Hitting the share button generated a box pre-populated with text that enticed the users who received the results to have a go themselves. A link to the calculator is also embedded in the tweet, along with another attractive illustration.

The data and what we did with it.

The data for this interactive was from the Olympic Data Feed, which is used by the BBC and other broadcasters to show the results of all the different events. As part of this feed, the height, weight and age of over 10,000 athletes was available for my team to repurpose.

So far, so good. But it turned out not all the data was available ahead of time. A lot of the information was collected in the days running up to the Games, as the athletes started arriving in Rio, making things a little tight for our development deadlines. To solve this problem we made some test content using figures from the 2012 London Olympics, which we swapped out later for the Rio figures. (The figures for the British track and field team, of particular interest to us, arrived just as the Games were starting.)

As the real data started to come in, we kept our eyes peeled to see who would be the tallest, shortest, heaviest and lightest athletes, as we wanted to highlight them in our graphics, to show the interesting and extreme range of body types represented at the Games.

But, here we had to be careful. As with any dataset this large there was bound to be the occasional glitch, especially when you’re looking for the outliers. Initially the dataset looked as if it contained a rower weighing improbable 200 kilos, and a swimmer whose height was well over seven feet tall.

By checking back with the source, we were able to work out which outliers were incorrect, and which outliers were the right ones for us to focus on.

The shortest athlete was Brazilian gymnast Flavia Saraiva (4ft 4in); the tallest was Li Muhao a Chinese basketball player (7ft 2in).

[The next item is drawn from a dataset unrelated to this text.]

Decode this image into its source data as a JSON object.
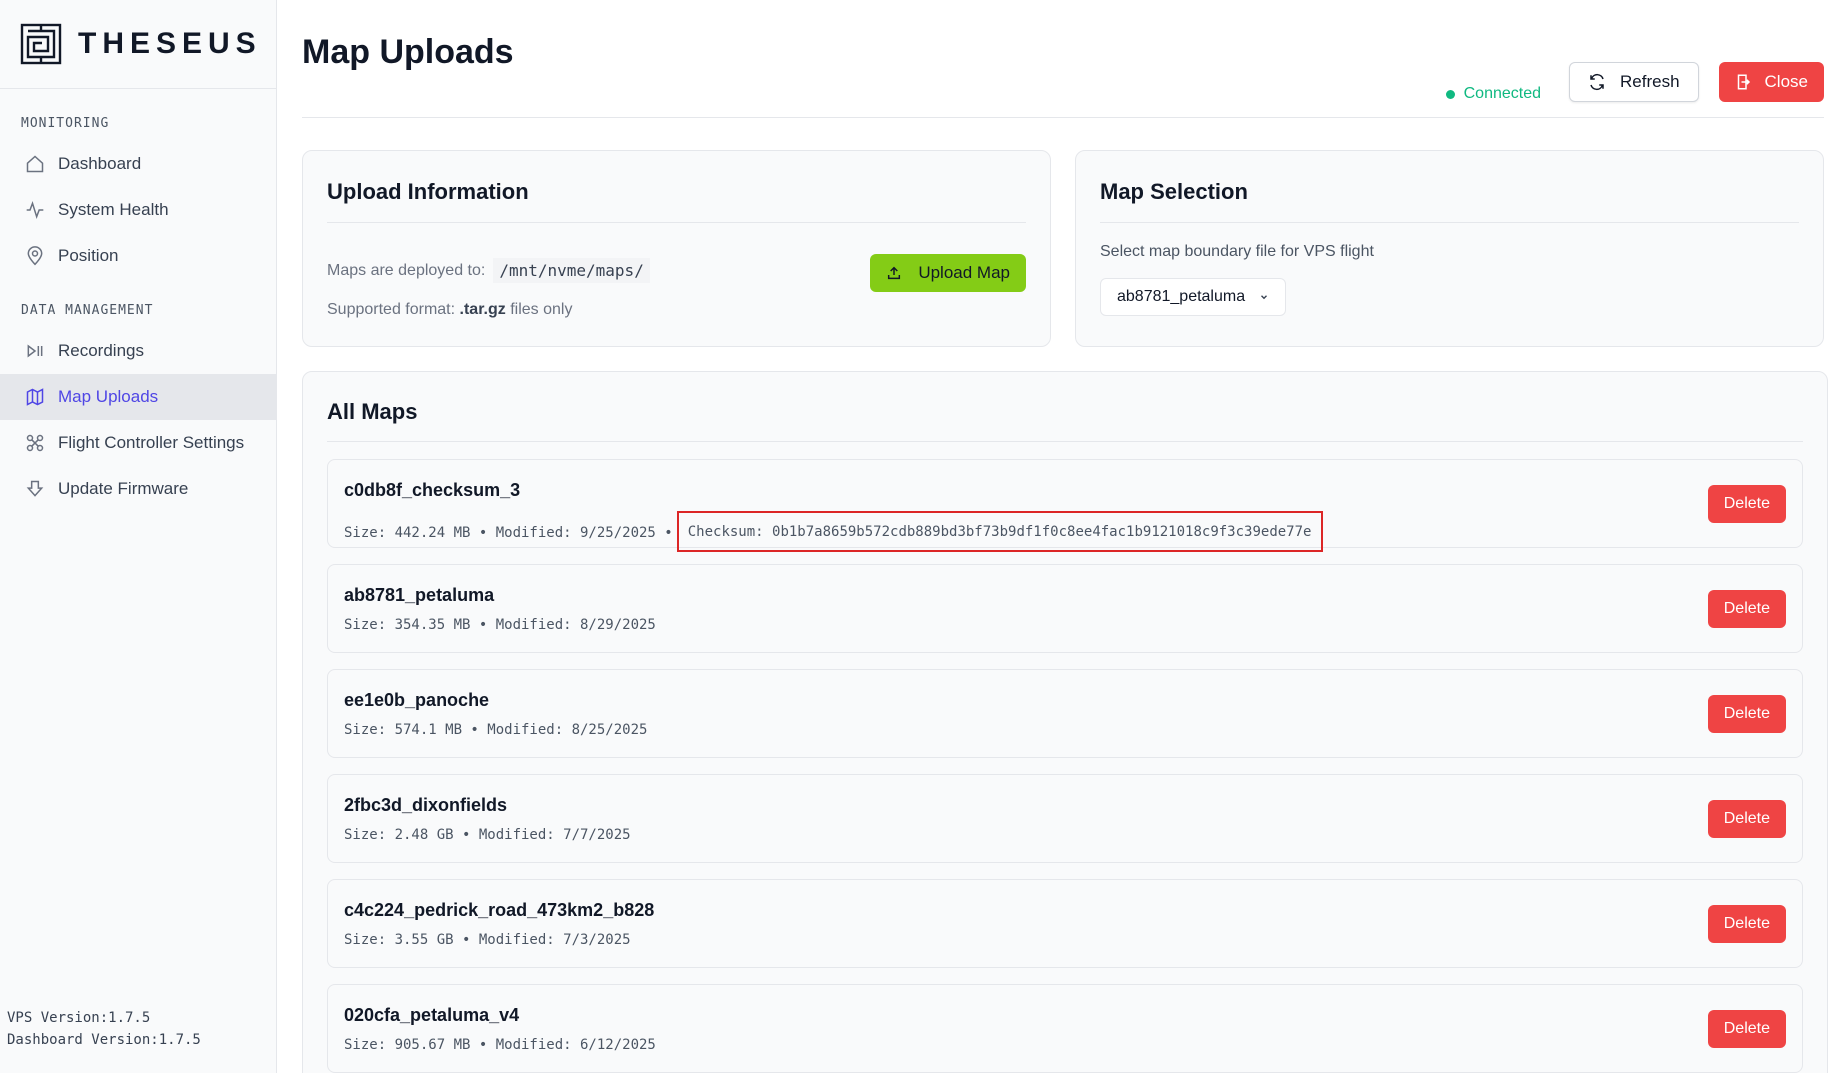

The data was provided to us through XML feeds.  We matched our readers with the athletes using Euclidean distance. Where someone’s height and weight created more than three matches we picked the athletes whose own birthdate was closest to our reader’s as a way to break ties.

Audience Reaction

Our Body Match Calculator had 4m browsers, 5.8m page impressions and an engagement time of just over a minute.

The audience was 37% female and 63% male – using the gender people matched with as a proxy.

There was good engagement going down the page, with 66% of browsers filling in the form and getting to their results at the foot of the page.

It also did really well on social with this thread on reddit generating nearly a 1,000 comments.

tags: big data, papers & presentations, SAS Global Forum

Making data personal: Big data made small was published on SAS Users.